Further secondary analyses in our sample revealed differential associations of height with AF in women and men. That, in part, may help to explain the observed sex differences for BMI. Increased height is related to higher risk of AF. This may be linked to a greater susceptibility to the arrhythmia through larger cardiac dimensions and higher excitability of the conduction system. In our data, the association appears to be stronger in women, which requires further examination to clarify possible mechanisms.

Despite the role of height in our findings, BMI remains a central risk factor. Elevated BMI may be a sign of insufficient risk factor control, but the proportionality of weight gain and increased AF risk within short periods of follow-up and the close correlation of weight and weight fluctuations with AF patterns suggest a possible direct relationship with AF. Evidence suggests that the effects of obesity on cardiac structural remodeling and function differ by sex, which increases the predisposition to AF.

Women and men show well-established differences in plasma lipid profiles. The counterintuitive inverse association of total cholesterol and other proatherogenic lipoproteins has been reported previously. This observation has been explained by the membrane-stabilizing characteristics of cholesterol, although the exact pathophysiology remains unclear. It is important to note that this inverse association was observed in both sexes in our study, with a borderline higher effect size in women.

The inflammatory biomarker CRP was associated with AF in men, but did not reach statistical significance in women. The HRs were relatively small, as described in prior investigations. For the cardiac biomarker Nt-proBNP, an interaction by sex in age-adjusted models with a higher relative risk in women became nonsignificant after adjustment for clinical covariates. Sex and BMI are among the strongest correlates of Nt-proBNP concentrations. Female sex and obesity are correlated with higher natriuretic peptides. Thus, confounding the small sample size with available information on Nt-proBNP or more complex interactions may explain the observations, which need to be elucidated in further studies.

Sex differences for risk factor associations have consistently been reported for diabetes mellitus and smoking in relation to coronary heart disease and stroke, with a higher relative risk of developing disease in women. In contrast to coronary heart disease and stroke, diabetes mellitus was not associated with incident AF in our cohorts, and no interaction by sex was observed. Smoking usually carries a higher risk for cardiovascular disease in women. We could not extend this knowledge towards AF, where the association appeared to be similar in both sexes. Differences in sex for prior cardiovascular disease prevalence are well-established major risk factors for incident AF. Our study indicates that previous myocardial infarction and stroke are associated with a similar risk of developing AF in women and men and are therefore comparable risk indicators in both sexes.

In conclusion, our data provide evidence that differences in AF incidence observed by sex may be explained by the sex-specific distribution of risk factors and by differential associations of classical risk factors. A substantial proportion of the AF burden can be explained by classical cardiovascular disease risk factors in both sexes.

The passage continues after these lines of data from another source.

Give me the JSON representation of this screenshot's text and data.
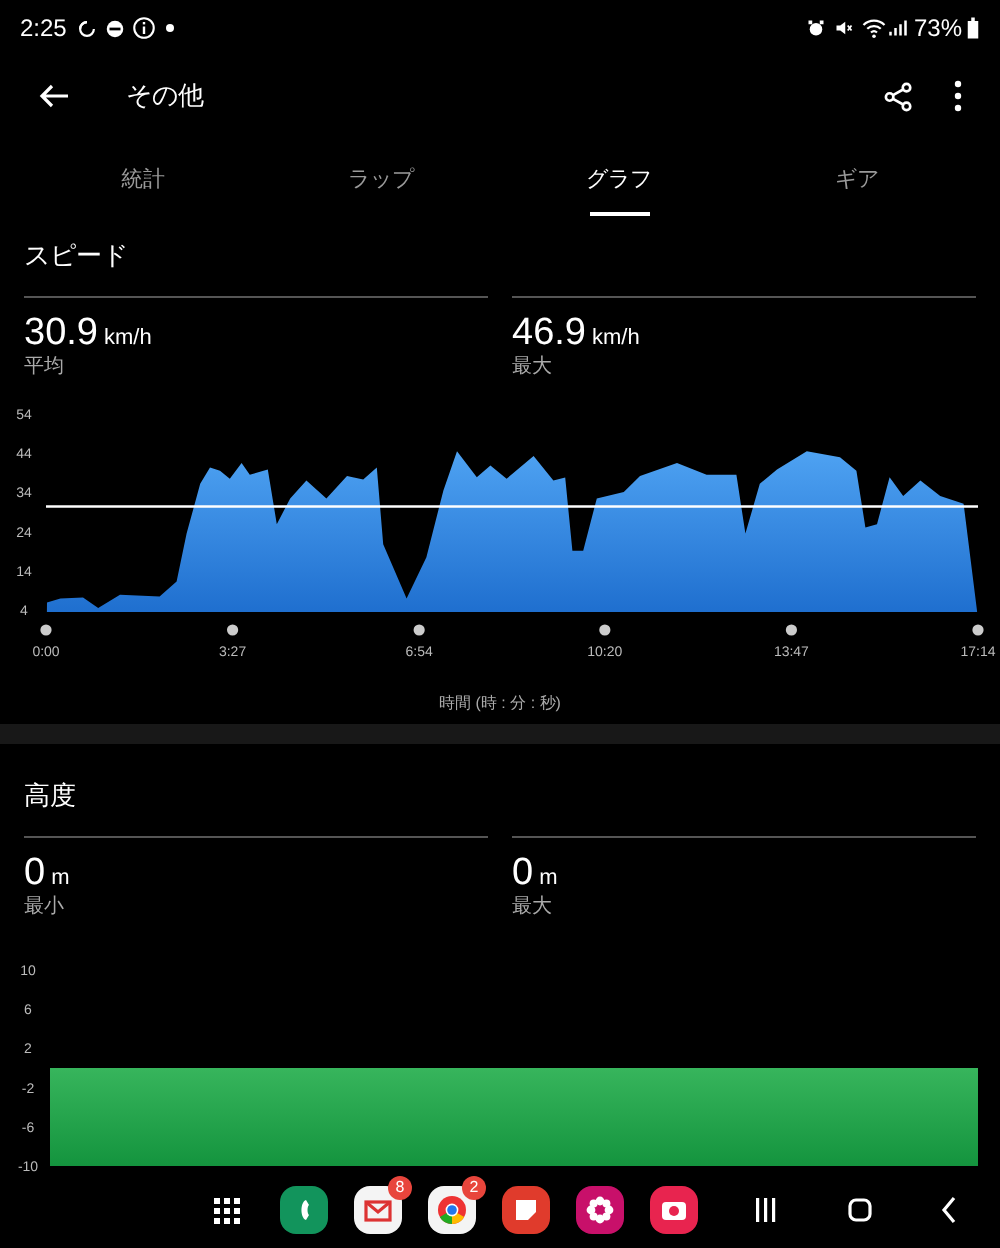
{
  "status_bar": {
    "time": "2:25",
    "battery": "73%"
  },
  "app_bar": {
    "title": "その他"
  },
  "tabs": [
    {
      "label": "統計",
      "selected": false
    },
    {
      "label": "ラップ",
      "selected": false
    },
    {
      "label": "グラフ",
      "selected": true
    },
    {
      "label": "ギア",
      "selected": false
    }
  ],
  "speed": {
    "title": "スピード",
    "stats": [
      {
        "value": "30.9",
        "unit": "km/h",
        "label": "平均"
      },
      {
        "value": "46.9",
        "unit": "km/h",
        "label": "最大"
      }
    ],
    "chart_data": {
      "type": "area",
      "xlabel": "時間 (時 : 分 : 秒)",
      "x": [
        1,
        16,
        41,
        58,
        82,
        126,
        145,
        156,
        171,
        182,
        193,
        204,
        217,
        226,
        246,
        256,
        271,
        289,
        311,
        334,
        352,
        367,
        374,
        400,
        422,
        441,
        456,
        478,
        493,
        511,
        541,
        563,
        576,
        584,
        596,
        611,
        641,
        659,
        700,
        733,
        766,
        776,
        792,
        811,
        844,
        881,
        899,
        909,
        922,
        936,
        951,
        970,
        992,
        1018,
        1033
      ],
      "values": [
        6.4,
        7.4,
        7.7,
        5,
        8.4,
        8,
        11.8,
        24,
        36.7,
        40.9,
        40,
        38,
        42,
        39,
        40.4,
        26.4,
        33,
        37.5,
        33,
        38.7,
        37.8,
        40.9,
        21.3,
        7.4,
        18,
        35,
        45,
        38.4,
        41.4,
        38,
        43.8,
        37.5,
        38.3,
        19.6,
        19.6,
        33,
        34.6,
        38.7,
        42,
        39,
        39,
        24,
        36.7,
        40.4,
        45,
        43.5,
        40,
        25.6,
        26.4,
        38.4,
        33.6,
        37.5,
        33.6,
        31.6,
        4.3
      ],
      "xlim": [
        0,
        1034
      ],
      "ylim": [
        4,
        54
      ],
      "xticks": [
        {
          "value": 0,
          "label": "0:00"
        },
        {
          "value": 207,
          "label": "3:27"
        },
        {
          "value": 414,
          "label": "6:54"
        },
        {
          "value": 620,
          "label": "10:20"
        },
        {
          "value": 827,
          "label": "13:47"
        },
        {
          "value": 1034,
          "label": "17:14"
        }
      ],
      "yticks": [
        54,
        44,
        34,
        24,
        14,
        4
      ],
      "ref_lines": [
        {
          "axis": "y",
          "value": 30.9
        }
      ]
    }
  },
  "altitude": {
    "title": "高度",
    "stats": [
      {
        "value": "0",
        "unit": "m",
        "label": "最小"
      },
      {
        "value": "0",
        "unit": "m",
        "label": "最大"
      }
    ],
    "graph": {
      "axis_labels": [
        "10",
        "6",
        "2",
        "-2",
        "-6",
        "-10"
      ]
    }
  },
  "nav_bar": {
    "apps": [
      {
        "kind": "phone"
      },
      {
        "kind": "mail",
        "badge": "8"
      },
      {
        "kind": "browser",
        "badge": "2"
      },
      {
        "kind": "notes"
      },
      {
        "kind": "flower"
      },
      {
        "kind": "camera"
      }
    ]
  }
}
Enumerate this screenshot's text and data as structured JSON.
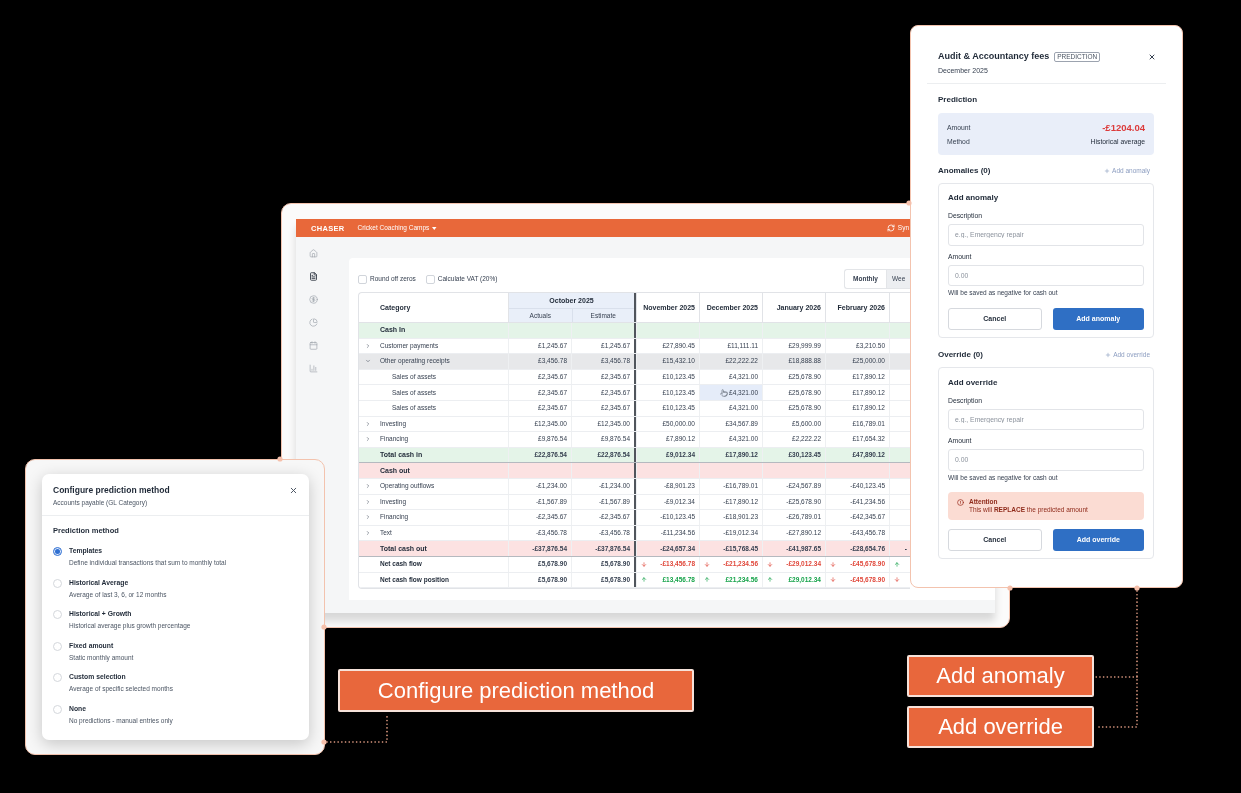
{
  "app_window": {
    "header": {
      "logo": "CHASER",
      "workspace": "Cricket Coaching Camps",
      "sync_label": "Syn"
    },
    "sidebar": {
      "items": [
        {
          "selected": false
        },
        {
          "selected": true
        },
        {
          "selected": false
        },
        {
          "selected": false
        },
        {
          "selected": false
        },
        {
          "selected": false
        }
      ]
    },
    "options": [
      {
        "label": "Round off zeros",
        "checked": false
      },
      {
        "label": "Calculate VAT (20%)",
        "checked": false
      }
    ],
    "view_toggle": [
      {
        "label": "Monthly",
        "selected": true
      },
      {
        "label": "Wee",
        "selected": false
      }
    ],
    "table": {
      "columns": {
        "category": "Category",
        "group": "October 2025",
        "group_columns": [
          "Actuals",
          "Estimate"
        ],
        "months": [
          "November 2025",
          "December 2025",
          "January 2026",
          "February 2026"
        ]
      },
      "rows": [
        {
          "kind": "section",
          "label": "Cash In",
          "color": "#e4f4e8"
        },
        {
          "kind": "item",
          "label": "Customer payments",
          "expanded": false,
          "cells": [
            {
              "value": "£1,245.67",
              "hovered": false
            },
            {
              "value": "£1,245.67",
              "hovered": false
            },
            {
              "value": "£27,890.45",
              "hovered": false
            },
            {
              "value": "£11,111.11",
              "hovered": false
            },
            {
              "value": "£29,999.99",
              "hovered": false
            },
            {
              "value": "£3,210.50",
              "hovered": false
            }
          ]
        },
        {
          "kind": "item",
          "label": "Other operating receipts",
          "expanded": true,
          "cells": [
            {
              "value": "£3,456.78",
              "hovered": false
            },
            {
              "value": "£3,456.78",
              "hovered": false
            },
            {
              "value": "£15,432.10",
              "hovered": false
            },
            {
              "value": "£22,222.22",
              "hovered": false
            },
            {
              "value": "£18,888.88",
              "hovered": false
            },
            {
              "value": "£25,000.00",
              "hovered": false
            }
          ]
        },
        {
          "kind": "child",
          "label": "Sales of assets",
          "cells": [
            {
              "value": "£2,345.67",
              "hovered": false
            },
            {
              "value": "£2,345.67",
              "hovered": false
            },
            {
              "value": "£10,123.45",
              "hovered": false
            },
            {
              "value": "£4,321.00",
              "hovered": false
            },
            {
              "value": "£25,678.90",
              "hovered": false
            },
            {
              "value": "£17,890.12",
              "hovered": false
            }
          ]
        },
        {
          "kind": "child",
          "label": "Sales of assets",
          "cells": [
            {
              "value": "£2,345.67",
              "hovered": false
            },
            {
              "value": "£2,345.67",
              "hovered": false
            },
            {
              "value": "£10,123.45",
              "hovered": false
            },
            {
              "value": "£4,321.00",
              "hovered": true
            },
            {
              "value": "£25,678.90",
              "hovered": false
            },
            {
              "value": "£17,890.12",
              "hovered": false
            }
          ]
        },
        {
          "kind": "child",
          "label": "Sales of assets",
          "cells": [
            {
              "value": "£2,345.67",
              "hovered": false
            },
            {
              "value": "£2,345.67",
              "hovered": false
            },
            {
              "value": "£10,123.45",
              "hovered": false
            },
            {
              "value": "£4,321.00",
              "hovered": false
            },
            {
              "value": "£25,678.90",
              "hovered": false
            },
            {
              "value": "£17,890.12",
              "hovered": false
            }
          ]
        },
        {
          "kind": "item",
          "label": "Investing",
          "expanded": false,
          "cells": [
            {
              "value": "£12,345.00",
              "hovered": false
            },
            {
              "value": "£12,345.00",
              "hovered": false
            },
            {
              "value": "£50,000.00",
              "hovered": false
            },
            {
              "value": "£34,567.89",
              "hovered": false
            },
            {
              "value": "£5,600.00",
              "hovered": false
            },
            {
              "value": "£16,789.01",
              "hovered": false
            }
          ]
        },
        {
          "kind": "item",
          "label": "Financing",
          "expanded": false,
          "cells": [
            {
              "value": "£9,876.54",
              "hovered": false
            },
            {
              "value": "£9,876.54",
              "hovered": false
            },
            {
              "value": "£7,890.12",
              "hovered": false
            },
            {
              "value": "£4,321.00",
              "hovered": false
            },
            {
              "value": "£2,222.22",
              "hovered": false
            },
            {
              "value": "£17,654.32",
              "hovered": false
            }
          ]
        },
        {
          "kind": "total",
          "label": "Total cash in",
          "color": "#e4f4e8",
          "cells": [
            {
              "value": "£22,876.54",
              "hovered": false
            },
            {
              "value": "£22,876.54",
              "hovered": false
            },
            {
              "value": "£9,012.34",
              "hovered": false
            },
            {
              "value": "£17,890.12",
              "hovered": false
            },
            {
              "value": "£30,123.45",
              "hovered": false
            },
            {
              "value": "£47,890.12",
              "hovered": false
            }
          ]
        },
        {
          "kind": "section",
          "label": "Cash out",
          "color": "#fce2e2"
        },
        {
          "kind": "item",
          "label": "Operating outflows",
          "expanded": false,
          "cells": [
            {
              "value": "-£1,234.00",
              "hovered": false
            },
            {
              "value": "-£1,234.00",
              "hovered": false
            },
            {
              "value": "-£8,901.23",
              "hovered": false
            },
            {
              "value": "-£16,789.01",
              "hovered": false
            },
            {
              "value": "-£24,567.89",
              "hovered": false
            },
            {
              "value": "-£40,123.45",
              "hovered": false
            }
          ]
        },
        {
          "kind": "item",
          "label": "Investing",
          "expanded": false,
          "cells": [
            {
              "value": "-£1,567.89",
              "hovered": false
            },
            {
              "value": "-£1,567.89",
              "hovered": false
            },
            {
              "value": "-£9,012.34",
              "hovered": false
            },
            {
              "value": "-£17,890.12",
              "hovered": false
            },
            {
              "value": "-£25,678.90",
              "hovered": false
            },
            {
              "value": "-£41,234.56",
              "hovered": false
            }
          ]
        },
        {
          "kind": "item",
          "label": "Financing",
          "expanded": false,
          "cells": [
            {
              "value": "-£2,345.67",
              "hovered": false
            },
            {
              "value": "-£2,345.67",
              "hovered": false
            },
            {
              "value": "-£10,123.45",
              "hovered": false
            },
            {
              "value": "-£18,901.23",
              "hovered": false
            },
            {
              "value": "-£26,789.01",
              "hovered": false
            },
            {
              "value": "-£42,345.67",
              "hovered": false
            }
          ]
        },
        {
          "kind": "item",
          "label": "Text",
          "expanded": false,
          "cells": [
            {
              "value": "-£3,456.78",
              "hovered": false
            },
            {
              "value": "-£3,456.78",
              "hovered": false
            },
            {
              "value": "-£11,234.56",
              "hovered": false
            },
            {
              "value": "-£19,012.34",
              "hovered": false
            },
            {
              "value": "-£27,890.12",
              "hovered": false
            },
            {
              "value": "-£43,456.78",
              "hovered": false
            }
          ]
        },
        {
          "kind": "total",
          "label": "Total cash out",
          "color": "#fce2e2",
          "cells": [
            {
              "value": "-£37,876.54",
              "hovered": false
            },
            {
              "value": "-£37,876.54",
              "hovered": false
            },
            {
              "value": "-£24,657.34",
              "hovered": false
            },
            {
              "value": "-£15,768.45",
              "hovered": false
            },
            {
              "value": "-£41,987.65",
              "hovered": false
            },
            {
              "value": "-£28,654.76",
              "hovered": false
            },
            {
              "value": "-",
              "hovered": false
            }
          ]
        },
        {
          "kind": "net",
          "label": "Net cash flow",
          "cells": [
            {
              "value": "£5,678.90",
              "hovered": false
            },
            {
              "value": "£5,678.90",
              "hovered": false
            },
            {
              "value": "-£13,456.78",
              "rising": false,
              "hovered": false
            },
            {
              "value": "-£21,234.56",
              "rising": false,
              "hovered": false
            },
            {
              "value": "-£29,012.34",
              "rising": false,
              "hovered": false
            },
            {
              "value": "-£45,678.90",
              "rising": false,
              "hovered": false
            },
            {
              "rising": true,
              "hovered": false
            }
          ]
        },
        {
          "kind": "net",
          "label": "Net cash flow position",
          "cells": [
            {
              "value": "£5,678.90",
              "hovered": false
            },
            {
              "value": "£5,678.90",
              "hovered": false
            },
            {
              "value": "£13,456.78",
              "rising": true,
              "hovered": false
            },
            {
              "value": "£21,234.56",
              "rising": true,
              "hovered": false
            },
            {
              "value": "£29,012.34",
              "rising": true,
              "hovered": false
            },
            {
              "value": "-£45,678.90",
              "rising": false,
              "hovered": false
            },
            {
              "rising": false,
              "hovered": false
            }
          ]
        }
      ]
    }
  },
  "prediction_method_dialog": {
    "title": "Configure prediction method",
    "subtitle": "Accounts payable (GL Category)",
    "heading": "Prediction method",
    "options": [
      {
        "label": "Templates",
        "description": "Define individual transactions that sum to monthly total",
        "selected": true
      },
      {
        "label": "Historical Average",
        "description": "Average of last 3, 6, or 12 months",
        "selected": false
      },
      {
        "label": "Historical + Growth",
        "description": "Historical average plus growth percentage",
        "selected": false
      },
      {
        "label": "Fixed amount",
        "description": "Static monthly amount",
        "selected": false
      },
      {
        "label": "Custom selection",
        "description": "Average of specific selected months",
        "selected": false
      },
      {
        "label": "None",
        "description": "No predictions - manual entries only",
        "selected": false
      }
    ]
  },
  "prediction_panel": {
    "title": "Audit & Accountancy fees",
    "badge": "PREDICTION",
    "subtitle": "December 2025",
    "prediction": {
      "heading": "Prediction",
      "fields": [
        {
          "label": "Amount",
          "value": "-£1204.04",
          "kind": "amount"
        },
        {
          "label": "Method",
          "value": "Historical average",
          "kind": "text"
        }
      ]
    },
    "sections": [
      {
        "heading": "Anomalies (0)",
        "action": {
          "label": "Add anomaly",
          "disabled": true
        },
        "form": {
          "title": "Add anomaly",
          "fields": [
            {
              "label": "Description",
              "placeholder": "e.g., Emergency repair"
            },
            {
              "label": "Amount",
              "placeholder": "0.00",
              "hint": "Will be saved as negative for cash out"
            }
          ],
          "buttons": [
            {
              "label": "Cancel",
              "kind": "secondary"
            },
            {
              "label": "Add anomaly",
              "kind": "primary"
            }
          ]
        }
      },
      {
        "heading": "Override (0)",
        "action": {
          "label": "Add override",
          "disabled": true
        },
        "form": {
          "title": "Add override",
          "fields": [
            {
              "label": "Description",
              "placeholder": "e.g., Emergency repair"
            },
            {
              "label": "Amount",
              "placeholder": "0.00",
              "hint": "Will be saved as negative for cash out"
            }
          ],
          "alert": {
            "title": "Attention",
            "text": "This will **REPLACE** the predicted amount"
          },
          "buttons": [
            {
              "label": "Cancel",
              "kind": "secondary"
            },
            {
              "label": "Add override",
              "kind": "primary"
            }
          ]
        }
      }
    ]
  },
  "callouts": [
    {
      "label": "Configure prediction method"
    },
    {
      "label": "Add anomaly"
    },
    {
      "label": "Add override"
    }
  ]
}
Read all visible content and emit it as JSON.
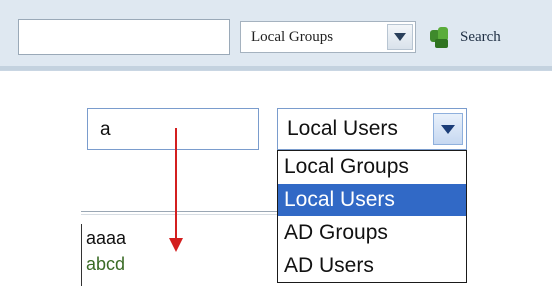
{
  "toolbar": {
    "search_value": "",
    "type_select": {
      "selected": "Local Groups"
    },
    "search_label": "Search"
  },
  "demo": {
    "input_value": "a",
    "select": {
      "selected": "Local Users",
      "options": [
        "Local Groups",
        "Local Users",
        "AD Groups",
        "AD Users"
      ],
      "highlighted_index": 1
    },
    "suggestions": [
      "aaaa",
      "abcd"
    ]
  },
  "colors": {
    "highlight": "#3169c6",
    "arrow": "#d31f1f",
    "suggestion_alt": "#3a6b25"
  }
}
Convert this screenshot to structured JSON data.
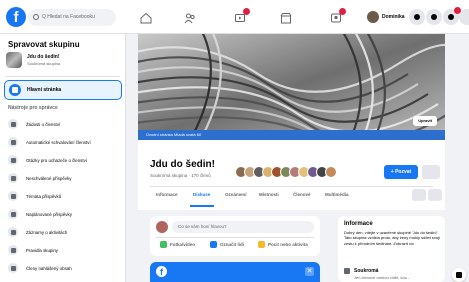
{
  "colors": {
    "accent": "#1877f2",
    "notification": "#e41e3f"
  },
  "topbar": {
    "logo": "f",
    "search_placeholder": "Q Hledat na Facebooku",
    "nav_icons": [
      "home-icon",
      "friends-icon",
      "watch-icon",
      "marketplace-icon",
      "groups-icon"
    ],
    "profile_name": "Dominika"
  },
  "sidebar": {
    "title": "Spravovat skupinu",
    "group_name": "Jdu do šedin!",
    "group_sub": "Soukromá skupina",
    "home_label": "Hlavní stránka",
    "tools_heading": "Nástroje pro správce",
    "items": [
      {
        "label": "Žádosti o členství",
        "icon": "member-requests-icon"
      },
      {
        "label": "Automatické schvalování členství",
        "icon": "auto-approve-icon"
      },
      {
        "label": "Otázky pro uchazeče o členství",
        "icon": "questions-icon"
      },
      {
        "label": "Neschválené příspěvky",
        "icon": "pending-posts-icon"
      },
      {
        "label": "Témata příspěvků",
        "icon": "topics-icon"
      },
      {
        "label": "Naplánované příspěvky",
        "icon": "scheduled-icon"
      },
      {
        "label": "Záznamy o aktivitách",
        "icon": "activity-log-icon"
      },
      {
        "label": "Pravidla skupiny",
        "icon": "rules-icon"
      },
      {
        "label": "Členy nahlášený obsah",
        "icon": "reported-icon"
      }
    ]
  },
  "cover": {
    "overlay_text": "Úvodní stránka Mladá svatá 60",
    "edit_label": "Upravit"
  },
  "group": {
    "title": "Jdu do šedin!",
    "meta": "Soukromá skupina · 170 členů",
    "invite_label": "+ Pozvat"
  },
  "tabs": [
    "Informace",
    "Diskuse",
    "Oznámení",
    "Místnosti",
    "Členové",
    "Multimédia"
  ],
  "composer": {
    "placeholder": "Co se vám honí hlavou?",
    "actions": [
      {
        "label": "Fotka/video",
        "icon": "photo-icon",
        "color": "#45bd62"
      },
      {
        "label": "Označit lidi",
        "icon": "tag-people-icon",
        "color": "#1877f2"
      },
      {
        "label": "Pocit nebo aktivita",
        "icon": "feeling-icon",
        "color": "#f7b928"
      }
    ]
  },
  "fb_card": {
    "logo": "f",
    "close": "✕"
  },
  "info": {
    "heading": "Informace",
    "body": "Dobrý den, vítejte v uzavřené skupině 'Jdu do šedin!'. Tato skupina vznikla proto, aby ženy mohly sdílet svoji cestu k přírodním šedinám. Zobrazit víc",
    "privacy_label": "Soukromá",
    "privacy_sub": "Jen členové mohou vidět, kdo..."
  }
}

Although blood pressure, smoking, alcohol consumption, Nt-proBNP, and prevalent cardiovascular disease are largely similar predictors of incident AF in both sexes, total cholesterol concentrations may show sex differences. A higher BMI and obesity are stronger risk factors for the development of AF in men and require better awareness and targeted intervention.

Understanding sex differences in AF risk and risk factors is essential for developing long-term preventive measures to reduce mortality, public health burden, and healthcare costs related to AF in both women and men.